If current pricing in markets makes any sense at all, investors are highly reliant on central banks and policymakers getting everything right. That is wishful thinking. The Swiss National Bank’s abandonment of its SFr1.20 peg to the euro, led to the biggest move in a developed market currency in the post-Bretton Woods era and a number of currency funds going bust. Central bankers can be fickle friends.
Goldilocks for ever
To justify current bond and credit prices across yield curves out to 30-years would mean a Goldilocks economy for ever. But there is deflation everywhere.
Deflation cannot be good for credit as it cuts profits and margins. That makes debt harder to pay back. Though financial markets operate in silos, equity investors confront the same problem. Trying to discount the net present value of future dividends, for example, is challenging if there is persistent deflation.
If there is inflation due to monetary policy experimentation, interest rates will rise and debt service costs and defaults will go up.
Almost everything a rational investor would typically want to own is priced to perfection.
My gut feeling is that we will all have to strap in for a Stealth-like ride and be extremely brave, agile and contrarian in 2015. But, beware.

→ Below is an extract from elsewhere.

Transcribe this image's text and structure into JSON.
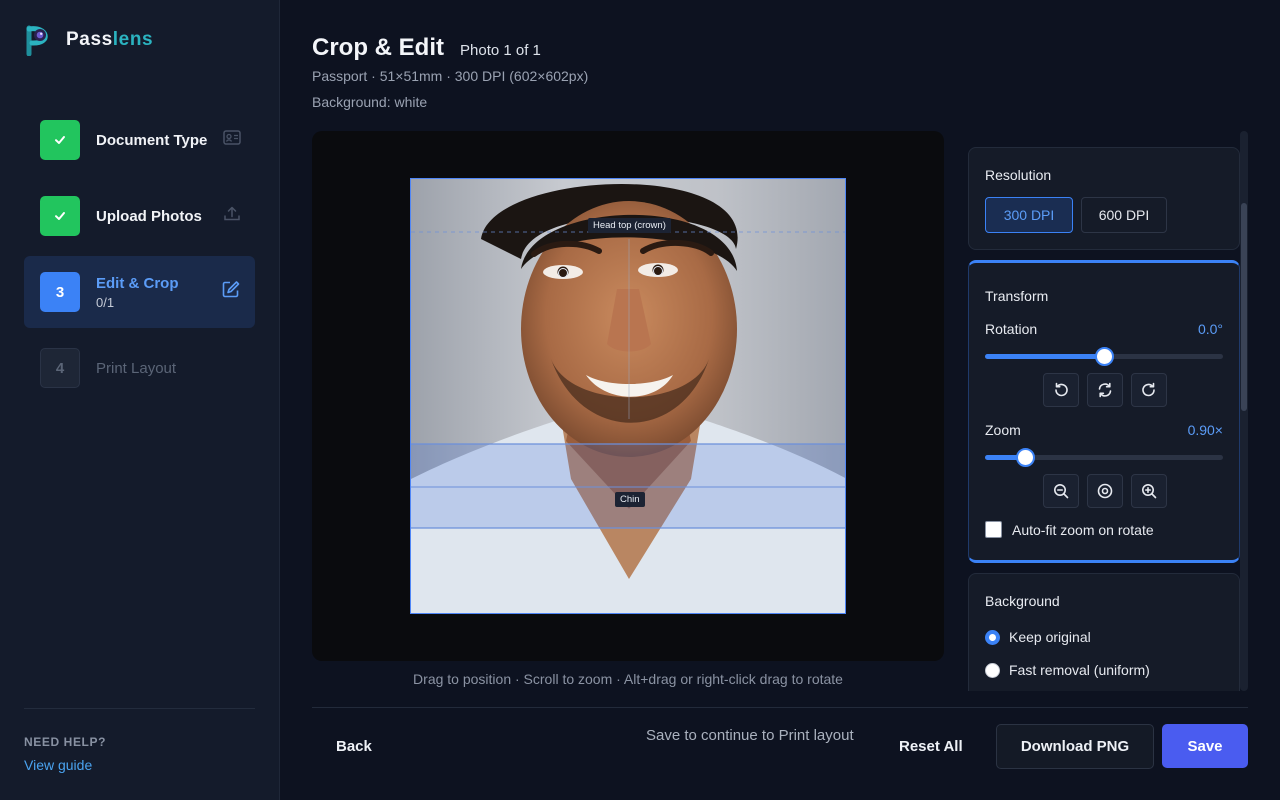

The words as you get on board still induce mild acid reflux: “Place your heads back, face forwards, hold on tight and brace yourself.”
Where’s that bin gone?